◆ The problem ◆
Write out the entries exactly. None of the pictures should appear in the copy.

◆ Input for this task ◆
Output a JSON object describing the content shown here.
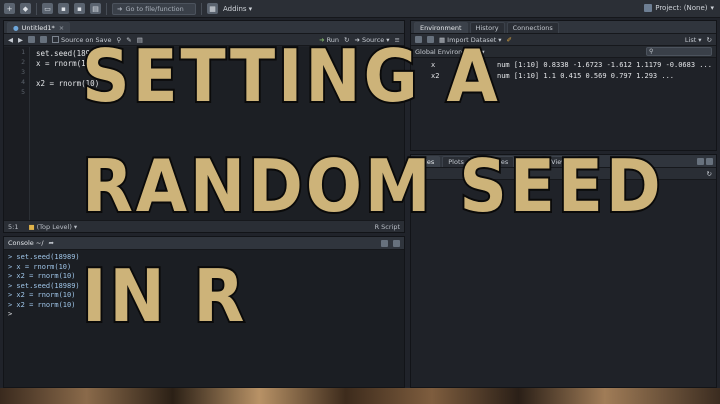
{
  "toolbar": {
    "goto_placeholder": "Go to file/function",
    "addins_label": "Addins",
    "project_label": "Project: (None)"
  },
  "editor": {
    "tab_label": "Untitled1*",
    "source_on_save_label": "Source on Save",
    "run_label": "Run",
    "source_label": "Source",
    "lines": [
      "set.seed(18989)",
      "x = rnorm(10)",
      "",
      "x2 = rnorm(10)"
    ],
    "line_numbers": [
      "1",
      "2",
      "3",
      "4",
      "5"
    ],
    "status_position": "5:1",
    "status_scope": "(Top Level)",
    "status_filetype": "R Script"
  },
  "console": {
    "title": "Console ~/",
    "lines": [
      "> set.seed(18989)",
      "> x = rnorm(10)",
      "> x2 = rnorm(10)",
      "> set.seed(18989)",
      "> x2 = rnorm(10)",
      "> x2 = rnorm(10)",
      ">"
    ]
  },
  "environment": {
    "tabs": [
      "Environment",
      "History",
      "Connections"
    ],
    "import_label": "Import Dataset",
    "list_label": "List",
    "scope_label": "Global Environment",
    "rows": [
      {
        "name": "x",
        "value": "num [1:10] 0.8338 -1.6723 -1.612 1.1179 -0.0683 ..."
      },
      {
        "name": "x2",
        "value": "num [1:10] 1.1 0.415 0.569 0.797 1.293 ..."
      }
    ]
  },
  "files": {
    "tabs": [
      "Files",
      "Plots",
      "Packages",
      "Help",
      "Viewer"
    ]
  },
  "overlay": {
    "line1": "SETTING A",
    "line2": "RANDOM SEED",
    "line3": "IN R"
  }
}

◆ Output below ◆
Output a JSON object describing the content shown here.
{
  "toolbar": {
    "goto_placeholder": "Go to file/function",
    "addins_label": "Addins",
    "project_label": "Project: (None)"
  },
  "editor": {
    "tab_label": "Untitled1*",
    "source_on_save_label": "Source on Save",
    "run_label": "Run",
    "source_label": "Source",
    "lines": [
      "set.seed(18989)",
      "x = rnorm(10)",
      "",
      "x2 = rnorm(10)"
    ],
    "line_numbers": [
      "1",
      "2",
      "3",
      "4",
      "5"
    ],
    "status_position": "5:1",
    "status_scope": "(Top Level)",
    "status_filetype": "R Script"
  },
  "console": {
    "title": "Console ~/",
    "lines": [
      "> set.seed(18989)",
      "> x = rnorm(10)",
      "> x2 = rnorm(10)",
      "> set.seed(18989)",
      "> x2 = rnorm(10)",
      "> x2 = rnorm(10)",
      ">"
    ]
  },
  "environment": {
    "tabs": [
      "Environment",
      "History",
      "Connections"
    ],
    "import_label": "Import Dataset",
    "list_label": "List",
    "scope_label": "Global Environment",
    "rows": [
      {
        "name": "x",
        "value": "num [1:10] 0.8338 -1.6723 -1.612 1.1179 -0.0683 ..."
      },
      {
        "name": "x2",
        "value": "num [1:10] 1.1 0.415 0.569 0.797 1.293 ..."
      }
    ]
  },
  "files": {
    "tabs": [
      "Files",
      "Plots",
      "Packages",
      "Help",
      "Viewer"
    ]
  },
  "overlay": {
    "line1": "SETTING A",
    "line2": "RANDOM SEED",
    "line3": "IN R"
  }
}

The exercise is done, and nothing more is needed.